Coming into the season, the Harvard baseball team looked like a legitimate contender for the Ivy League crown.
But expectations differed sorely from reality: the squad now holds a dismal 4-25 record. The Crimson hasn’t fared much better in league play, either, winning just once in eight tries. Currently, Harvard is in last place in the Rolfe Division, five games behind division-leading Dartmouth.
Harvard baseball may have dropped another one to Northeastern this evening, but the Huskies, and especially the team’s catcher John Puttress, are still indebted to the Crimson.
That’s right. Today marks the 135th anniversary of Harvard’s greatest contribution to baseball: the catcher’s mask.
Along with countless contributions to the landscape of American sports, the story of the first catcher’s mask is one of the University’s proudest athletic achievements.

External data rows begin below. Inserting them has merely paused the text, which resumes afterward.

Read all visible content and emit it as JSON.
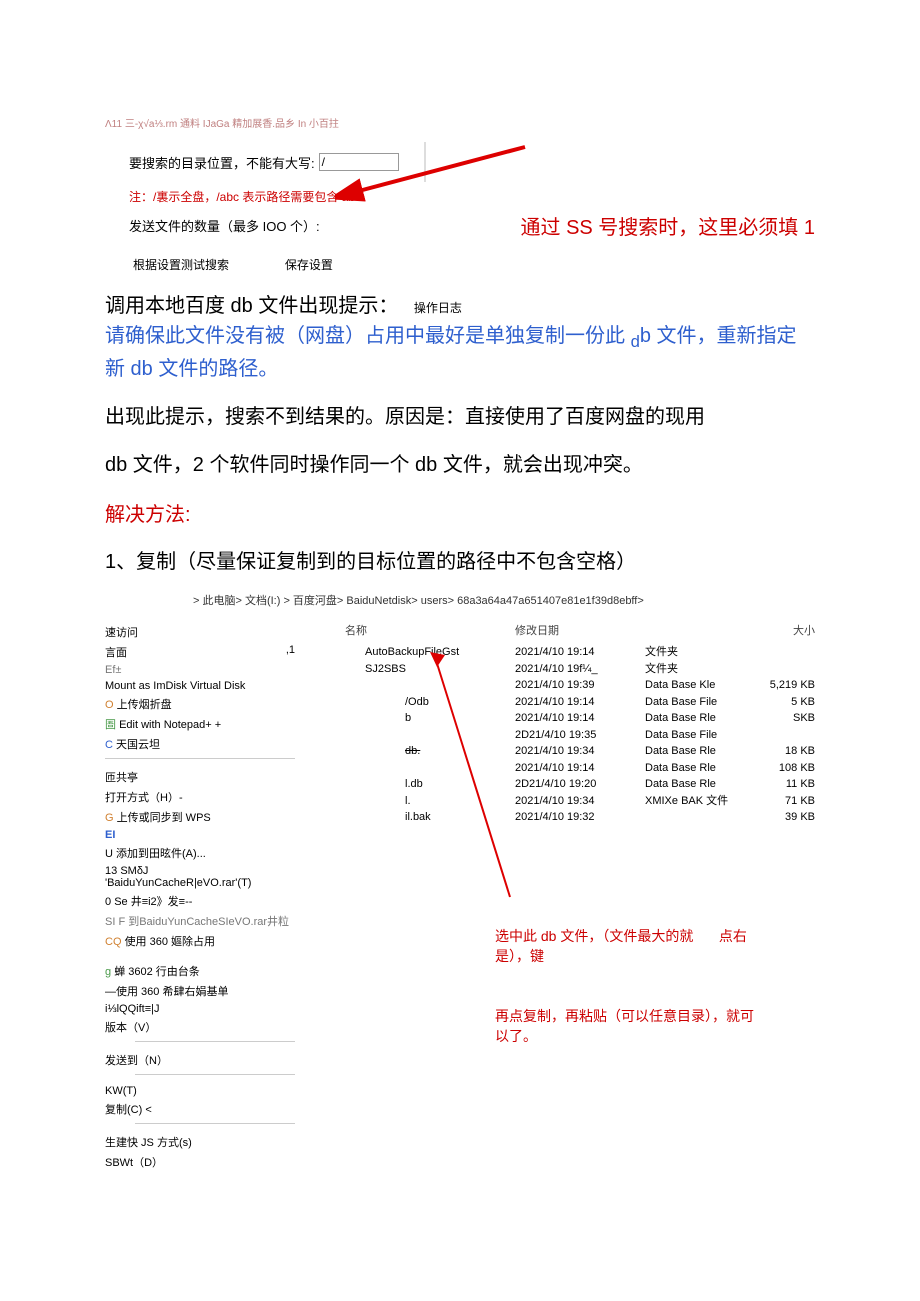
{
  "header_note": "Λ11 三-χ√a⅓.rm 通料 IJaGa 精加展香.品乡 In 小百拄",
  "form": {
    "path_label": "要搜索的目录位置，不能有大写:",
    "path_value": "/",
    "path_note": "注：/裏示全盘，/abc 表示路径需要包含 abc",
    "count_label": "发送文件的数量（最多 IOO 个）:",
    "ss_note": "通过 SS 号搜索时，这里必须填 1",
    "btn_test": "根据设置测试搜索",
    "btn_save": "保存设置",
    "log_btn": "操作日志"
  },
  "para1_a": "调用本地百度 db 文件出现提示：",
  "para1_b": "请确保此文件没有被（网盘）占用中最好是单独复制一份此 ",
  "para1_b2": "b 文件，重新指定新 db 文件的路径。",
  "para1_sub": "d",
  "para2": "出现此提示，搜索不到结果的。原因是：直接使用了百度网盘的现用",
  "para3": "db 文件，2 个软件同时操作同一个 db 文件，就会出现冲突。",
  "solution_heading": "解决方法:",
  "step1": "1、复制（尽量保证复制到的目标位置的路径中不包含空格）",
  "breadcrumb": "> 此电脑> 文档(I:) > 百度河盘> BaiduNetdisk> users> 68a3a64a47a651407e81e1f39d8ebff>",
  "ctx": {
    "quick": "速访问",
    "surf": "言面",
    "eft": "Ef±",
    "mount": "Mount as ImDisk Virtual Disk",
    "upload_fold": "上传烟折盘",
    "edit_np": "Edit with Notepad+ +",
    "cloud": "天国云坦",
    "share": "匝共亭",
    "open_h": "打开方式（H）-",
    "wps": "上传或同步到 WPS",
    "ei": "EI",
    "attach": "添加到田昡件(A)...",
    "rar1": "SMδJ 'BaiduYunCacheR|eVO.rar'(T)",
    "rar2": "Se 井≡i2》发≡--",
    "rar3": "SI F 到BaiduYunCacheSIeVO.rar井粒",
    "cq360": "使用 360 嫗除占用",
    "g3602": "蝉 3602 行由台条",
    "use360": "—使用 360 希肆右娟基单",
    "qqift": "i⅓lQQift≡|J",
    "version": "版本（V）",
    "sendto": "发送到（N）",
    "kwt": "KW(T)",
    "copy": "复制(C) <",
    "jsquick": "生建快 JS 方式(s)",
    "sbwt": "SBWt（D）",
    "dot1": ",1",
    "u13": "13",
    "u0": "0",
    "uU": "U",
    "uG": "G",
    "uC": "C",
    "uO": "O",
    "uBox": "圄",
    "uCQ": "CQ",
    "ug": "g"
  },
  "cols": {
    "name": "名称",
    "date": "修改日期",
    "size": "大小"
  },
  "files": [
    {
      "name": "AutoBackupFileGst",
      "date": "2021/4/10   19:14",
      "type": "文件夹",
      "size": ""
    },
    {
      "name": "SJ2SBS",
      "date": "2021/4/10   19f¼_",
      "type": "文件夹",
      "size": ""
    },
    {
      "name": "",
      "date": "2021/4/10   19:39",
      "type": "Data   Base   Kle",
      "size": "5,219 KB"
    },
    {
      "name": "/Odb",
      "date": "2021/4/10   19:14",
      "type": "Data   Base   File",
      "size": "5 KB"
    },
    {
      "name": "b",
      "date": "2021/4/10   19:14",
      "type": "Data   Base   Rle",
      "size": "SKB"
    },
    {
      "name": "",
      "date": "2D21/4/10   19:35",
      "type": "Data   Base   File",
      "size": ""
    },
    {
      "name": "db.",
      "date": "2021/4/10   19:34",
      "type": "Data   Base   Rle",
      "size": "18 KB"
    },
    {
      "name": "",
      "date": "2021/4/10   19:14",
      "type": "Data   Base   Rle",
      "size": "108 KB"
    },
    {
      "name": "l.db",
      "date": "2D21/4/10   19:20",
      "type": "Data   Base   Rle",
      "size": "11 KB"
    },
    {
      "name": "l.",
      "date": "2021/4/10   19:34",
      "type": "XMIXe BAK 文件",
      "size": "71 KB"
    },
    {
      "name": "il.bak",
      "date": "2021/4/10 19:32",
      "type": "",
      "size": "39 KB"
    }
  ],
  "anno1a": "选中此 db 文件，（文件最大的就是），键",
  "anno1b": "点右",
  "anno2": "再点复制，再粘贴（可以任意目录），就可以了。"
}
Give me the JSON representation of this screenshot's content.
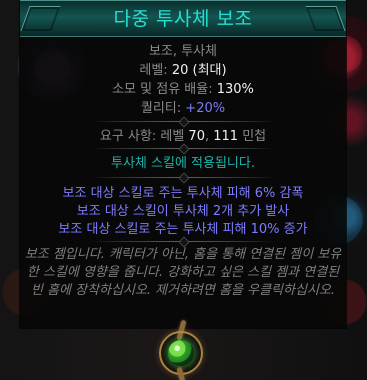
{
  "tooltip": {
    "title": "다중 투사체 보조",
    "tags": "보조, 투사체",
    "level_label": "레벨:",
    "level_value": "20 (최대)",
    "cost_label": "소모 및 점유 배율:",
    "cost_value": "130%",
    "quality_label": "퀄리티:",
    "quality_value": "+20%",
    "req_prefix": "요구 사항:",
    "req_level_label": "레벨",
    "req_level_value": "70",
    "req_dex_value": "111",
    "req_dex_label": "민첩",
    "applies_text": "투사체 스킬에 적용됩니다.",
    "mods": [
      "보조 대상 스킬로 주는 투사체 피해 6% 감폭",
      "보조 대상 스킬이 투사체 2개 추가 발사",
      "보조 대상 스킬로 주는 투사체 피해 10% 증가"
    ],
    "description": "보조 젬입니다. 캐릭터가 아닌, 홈을 통해 연결된 젬이 보유한 스킬에 영향을 줍니다. 강화하고 싶은 스킬 젬과 연결된 빈 홈에 장착하십시오. 제거하려면 홈을 우클릭하십시오."
  },
  "colors": {
    "title": "#24dfd0",
    "header_bg": "#125a55",
    "label": "#8a8a8a",
    "value": "#f2f2f2",
    "quality": "#7c7cff",
    "applies": "#1ab6ad",
    "mods": "#7c7cff",
    "description": "#7f7f7f"
  },
  "icons": {
    "gem": "green-skill-gem-icon",
    "background_left": "purple-glow-icon",
    "background_right": "inventory-items-icon"
  }
}
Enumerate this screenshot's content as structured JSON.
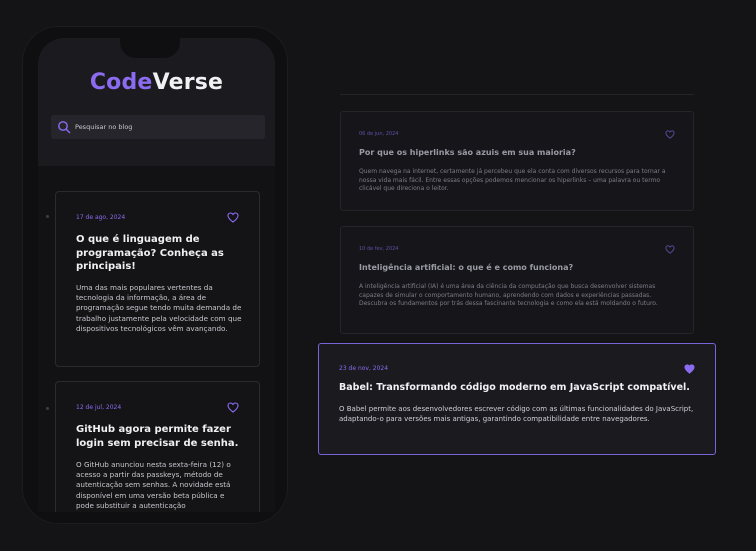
{
  "brand": {
    "part1": "Code",
    "part2": "Verse"
  },
  "search": {
    "placeholder": "Pesquisar no blog"
  },
  "mobile_posts": [
    {
      "date": "17 de ago, 2024",
      "title": "O que é linguagem de programação? Conheça as principais!",
      "description": "Uma das mais populares vertentes da tecnologia da informação, a área de programação segue tendo muita demanda de trabalho justamente pela velocidade com que dispositivos tecnológicos vêm avançando."
    },
    {
      "date": "12 de jul, 2024",
      "title": "GitHub agora permite fazer login sem precisar de senha.",
      "description": "O GitHub anunciou nesta sexta-feira (12) o acesso a partir das passkeys, método de autenticação sem senhas. A novidade está disponível em uma versão beta pública e pode substituir a autenticação"
    }
  ],
  "desktop_posts": [
    {
      "date": "06 de jun, 2024",
      "title": "Por que os hiperlinks são azuis em sua maioria?",
      "description": "Quem navega na internet, certamente já percebeu que ela conta com diversos recursos para tornar a nossa vida mais fácil. Entre essas opções podemos mencionar os hiperlinks – uma palavra ou termo clicável que direciona o leitor."
    },
    {
      "date": "10 de fev, 2024",
      "title": "Inteligência artificial: o que é e como funciona?",
      "description": "A inteligência artificial (IA) é uma área da ciência da computação que busca desenvolver sistemas capazes de simular o comportamento humano, aprendendo com dados e experiências passadas. Descubra os fundamentos por trás dessa fascinante tecnologia e como ela está moldando o futuro."
    },
    {
      "date": "23 de nov, 2024",
      "title": "Babel: Transformando código moderno em JavaScript compatível.",
      "description": "O Babel permite aos desenvolvedores escrever código com as últimas funcionalidades do JavaScript, adaptando-o para versões mais antigas, garantindo compatibilidade entre navegadores.",
      "favorited": true
    }
  ],
  "colors": {
    "accent": "#8b6cf0",
    "background": "#141416",
    "card": "#16161a"
  },
  "icons": {
    "search": "search-icon",
    "favorite": "heart-icon"
  }
}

It’s also one of its most contested, despite what’s written in Harvard’s Hall of Athletic History.
With the Major League Baseball season officially starting today, and Harvard’s own baseball team toiling at 3-16, it’s a fair question to ask what—if any—relationship the Crimson and the big leagues have had over the years.
In February, we discussed Frank Hermann ’06 and his foray into the majors, pitching for the Cleveland Indians.
Hermann is the first Harvard baseball player to reach the majors since Jeff Musselman ’85 suited up for the Blue Jays and Mets between 1985 and 1990. But before Musselman, the Crimson had a pretty extensive history of major leaguers.
With some seasons just coming to an end and others picking up speed, Crimson athletics are feeling the ups and downs of collegiate competition.
The team won 14 straight matchups before ending its season by taking home four medals in the NCAA Northeast Region Championship and placing fourth in the NCAA Championships.
During the streak, Harvard took also home the Ivy League and Beanpot titles.
The Crimson won all five of its Ivy League Championship matchups, capping the tournament with a title-clinching victory against Yale on Feb. 13, downing the Bulldogs, 14-13.
Despite the Harvard baseball team’s 1-13 start to the season, not all is lost with the Crimson able to ride the strong play of senior pitcher Max Perlman.
The 6-foot-7, 230-pound right-hander heads into the weekend with a 1.40 ERA and 19 strikeouts in just over 19 innings.
Perlman pointed out his offseason dedication as the key for his impressive start.
“[I] worked very hard in the offseason and had a good experience this past summer when I got to play with some guys that were very good and will definitely play professional baseball,” Perlman said. “I definitely learned from them.”